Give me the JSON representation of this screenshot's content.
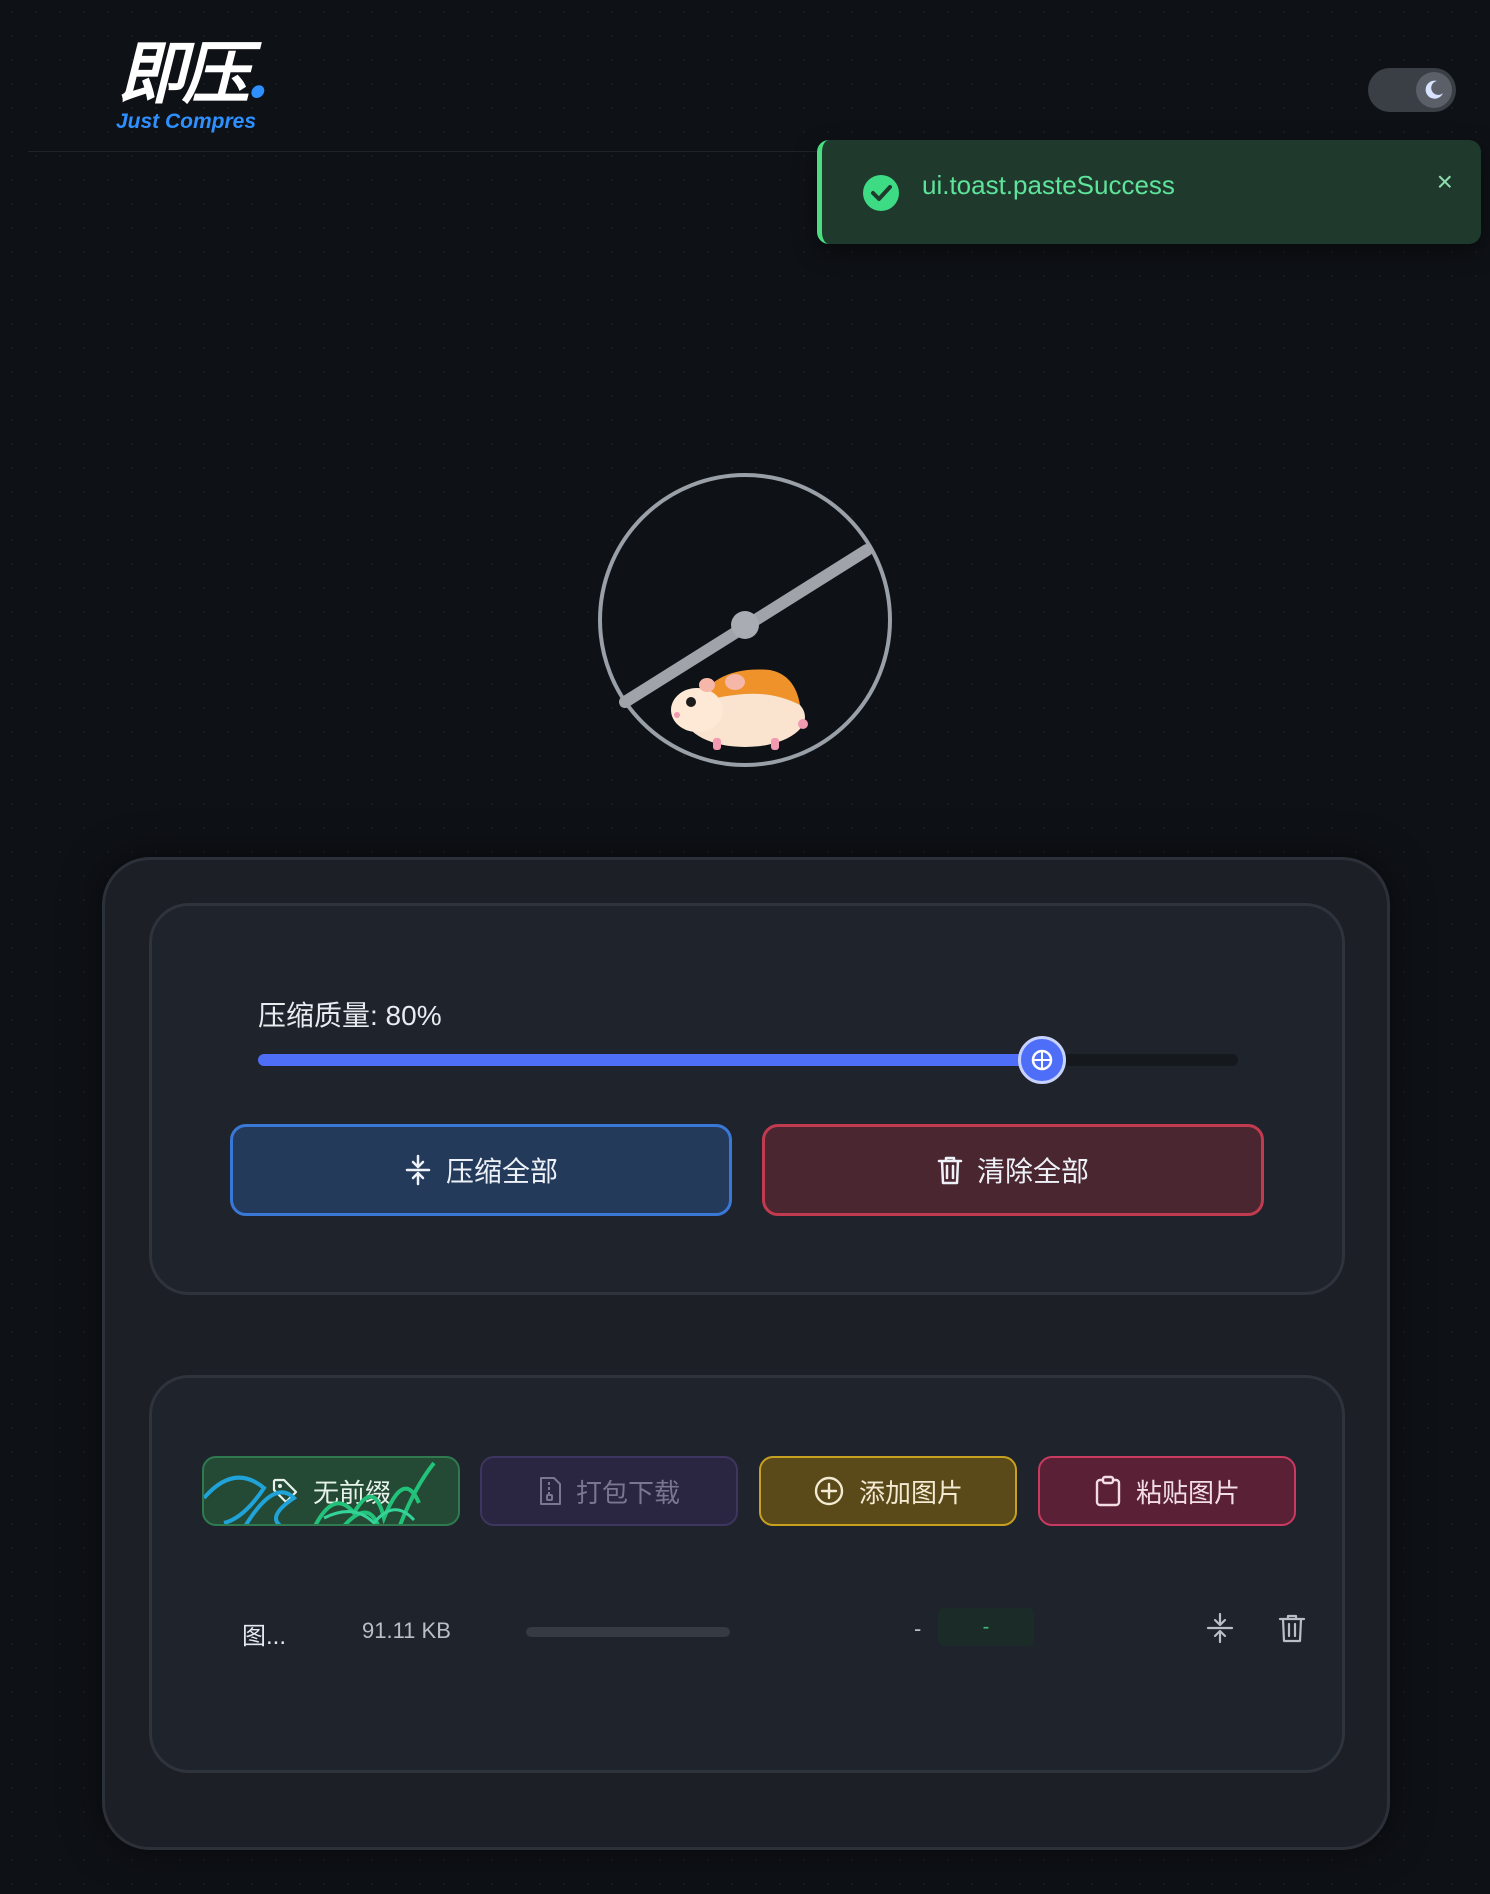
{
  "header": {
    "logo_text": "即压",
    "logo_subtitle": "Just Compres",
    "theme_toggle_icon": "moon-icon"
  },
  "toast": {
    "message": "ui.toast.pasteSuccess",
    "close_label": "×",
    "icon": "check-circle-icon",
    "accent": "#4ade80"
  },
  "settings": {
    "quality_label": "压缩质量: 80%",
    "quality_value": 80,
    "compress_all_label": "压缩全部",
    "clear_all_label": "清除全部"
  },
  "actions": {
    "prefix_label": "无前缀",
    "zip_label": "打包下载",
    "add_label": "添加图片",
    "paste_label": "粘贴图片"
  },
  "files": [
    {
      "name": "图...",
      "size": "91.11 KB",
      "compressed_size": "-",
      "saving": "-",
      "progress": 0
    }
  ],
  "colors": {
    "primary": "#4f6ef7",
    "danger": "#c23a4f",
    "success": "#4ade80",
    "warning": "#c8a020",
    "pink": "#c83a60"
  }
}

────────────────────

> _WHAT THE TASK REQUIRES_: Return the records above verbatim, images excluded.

> _WRITTEN ANSWER_:
Give me the JSON representation of this screenshot's content.
{
  "header": {
    "logo_text": "即压",
    "logo_subtitle": "Just Compres",
    "theme_toggle_icon": "moon-icon"
  },
  "toast": {
    "message": "ui.toast.pasteSuccess",
    "close_label": "×",
    "icon": "check-circle-icon",
    "accent": "#4ade80"
  },
  "settings": {
    "quality_label": "压缩质量: 80%",
    "quality_value": 80,
    "compress_all_label": "压缩全部",
    "clear_all_label": "清除全部"
  },
  "actions": {
    "prefix_label": "无前缀",
    "zip_label": "打包下载",
    "add_label": "添加图片",
    "paste_label": "粘贴图片"
  },
  "files": [
    {
      "name": "图...",
      "size": "91.11 KB",
      "compressed_size": "-",
      "saving": "-",
      "progress": 0
    }
  ],
  "colors": {
    "primary": "#4f6ef7",
    "danger": "#c23a4f",
    "success": "#4ade80",
    "warning": "#c8a020",
    "pink": "#c83a60"
  }
}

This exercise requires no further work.